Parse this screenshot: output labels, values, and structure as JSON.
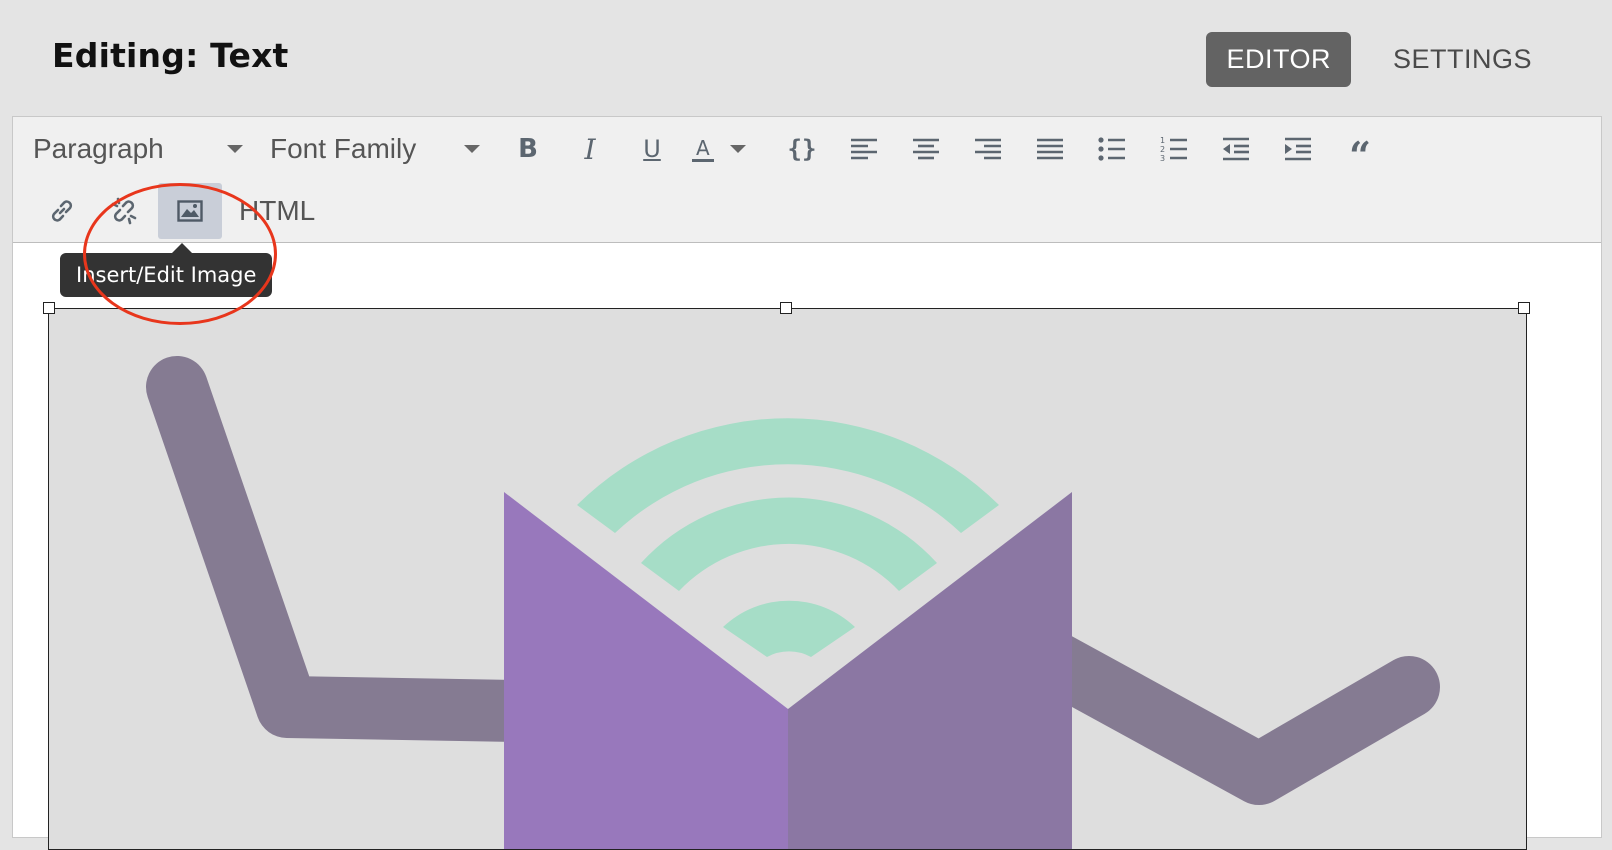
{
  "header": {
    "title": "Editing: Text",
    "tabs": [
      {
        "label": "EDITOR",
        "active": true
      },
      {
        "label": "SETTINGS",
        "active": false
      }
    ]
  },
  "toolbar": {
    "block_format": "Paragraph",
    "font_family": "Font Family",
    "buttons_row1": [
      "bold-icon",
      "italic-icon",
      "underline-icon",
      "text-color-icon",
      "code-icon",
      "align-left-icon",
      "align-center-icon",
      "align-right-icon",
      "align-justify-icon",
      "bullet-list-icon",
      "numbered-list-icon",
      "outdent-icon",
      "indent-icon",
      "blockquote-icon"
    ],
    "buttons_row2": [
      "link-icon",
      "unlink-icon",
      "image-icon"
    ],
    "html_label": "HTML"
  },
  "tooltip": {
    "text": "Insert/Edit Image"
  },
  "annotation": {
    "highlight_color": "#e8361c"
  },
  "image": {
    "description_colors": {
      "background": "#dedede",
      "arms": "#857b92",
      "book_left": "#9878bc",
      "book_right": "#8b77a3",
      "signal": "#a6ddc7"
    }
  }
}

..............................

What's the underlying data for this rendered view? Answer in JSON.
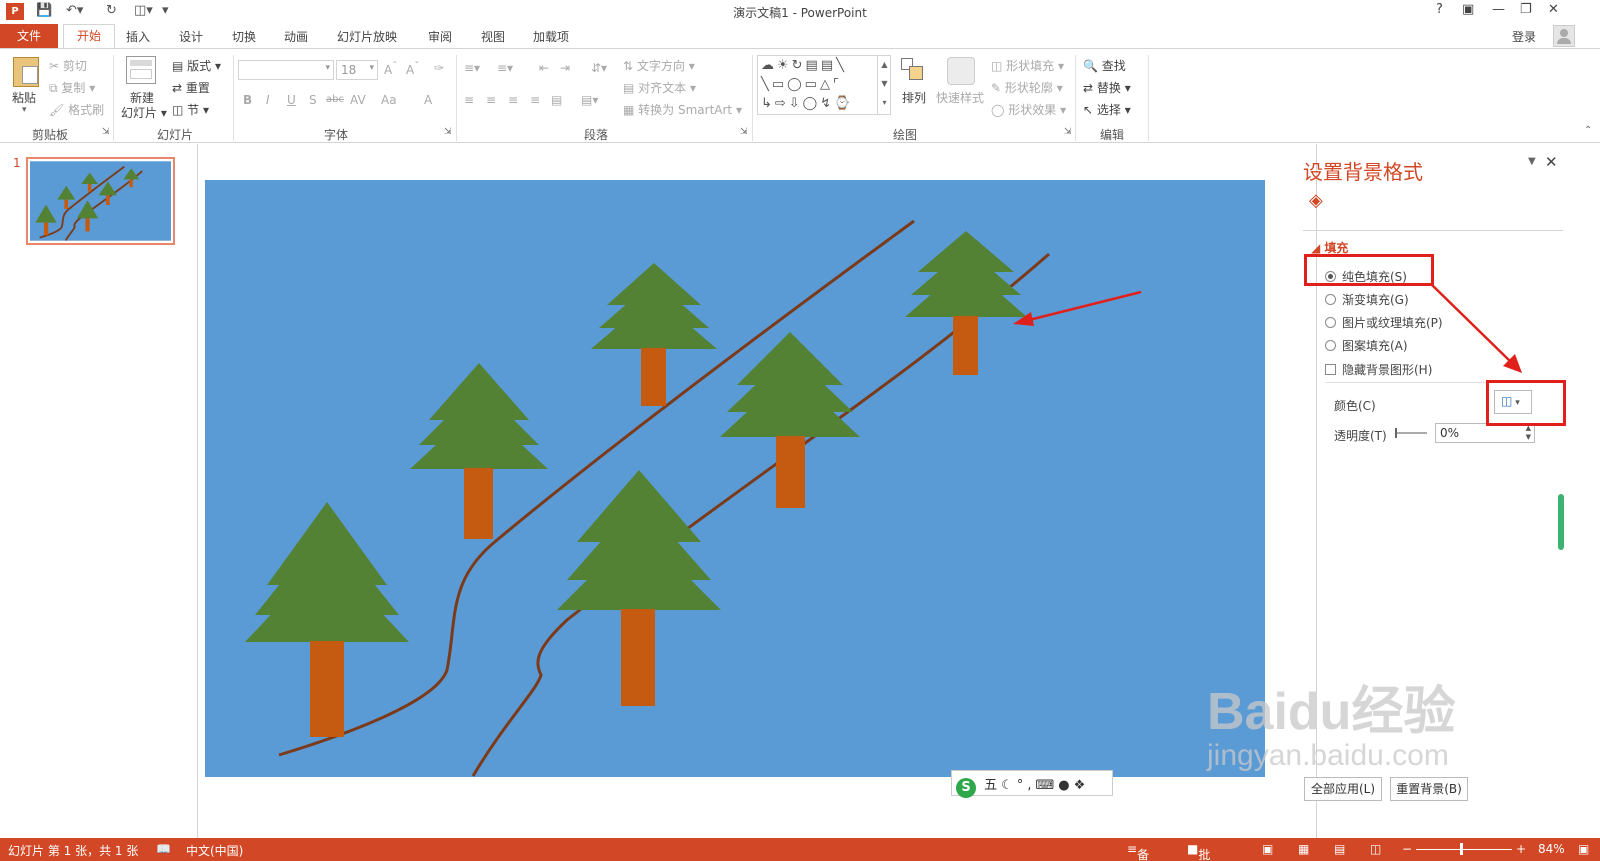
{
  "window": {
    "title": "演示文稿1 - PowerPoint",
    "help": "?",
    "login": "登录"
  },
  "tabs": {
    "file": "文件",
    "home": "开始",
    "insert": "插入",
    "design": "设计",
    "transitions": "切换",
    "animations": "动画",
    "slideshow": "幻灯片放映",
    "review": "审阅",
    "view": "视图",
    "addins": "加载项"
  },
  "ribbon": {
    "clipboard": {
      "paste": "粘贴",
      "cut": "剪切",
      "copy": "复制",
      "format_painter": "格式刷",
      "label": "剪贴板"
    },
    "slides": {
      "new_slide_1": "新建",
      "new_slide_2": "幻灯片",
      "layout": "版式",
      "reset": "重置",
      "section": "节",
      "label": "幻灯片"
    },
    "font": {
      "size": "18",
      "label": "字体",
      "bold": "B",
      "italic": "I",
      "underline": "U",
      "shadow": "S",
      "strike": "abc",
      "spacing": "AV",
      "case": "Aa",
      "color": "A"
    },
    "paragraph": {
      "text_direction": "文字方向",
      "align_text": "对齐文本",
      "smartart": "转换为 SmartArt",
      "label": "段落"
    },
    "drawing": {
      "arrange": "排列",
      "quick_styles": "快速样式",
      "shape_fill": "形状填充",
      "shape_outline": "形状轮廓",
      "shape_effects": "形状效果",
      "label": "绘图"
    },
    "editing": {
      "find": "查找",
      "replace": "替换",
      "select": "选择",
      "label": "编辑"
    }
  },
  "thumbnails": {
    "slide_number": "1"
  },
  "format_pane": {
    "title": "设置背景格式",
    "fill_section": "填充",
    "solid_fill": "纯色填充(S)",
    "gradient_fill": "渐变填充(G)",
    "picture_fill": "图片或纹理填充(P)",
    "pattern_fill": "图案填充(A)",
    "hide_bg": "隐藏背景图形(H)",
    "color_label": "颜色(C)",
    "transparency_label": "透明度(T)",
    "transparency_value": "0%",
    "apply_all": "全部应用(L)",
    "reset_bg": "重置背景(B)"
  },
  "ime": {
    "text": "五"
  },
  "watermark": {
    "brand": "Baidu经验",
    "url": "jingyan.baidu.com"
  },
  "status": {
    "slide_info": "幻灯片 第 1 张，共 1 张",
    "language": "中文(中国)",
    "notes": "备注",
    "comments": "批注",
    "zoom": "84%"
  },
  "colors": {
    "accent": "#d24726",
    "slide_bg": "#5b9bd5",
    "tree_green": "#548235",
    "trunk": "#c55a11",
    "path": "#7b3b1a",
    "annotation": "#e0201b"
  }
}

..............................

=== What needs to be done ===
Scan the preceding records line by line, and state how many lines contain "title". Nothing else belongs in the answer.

=== The completed task ===
3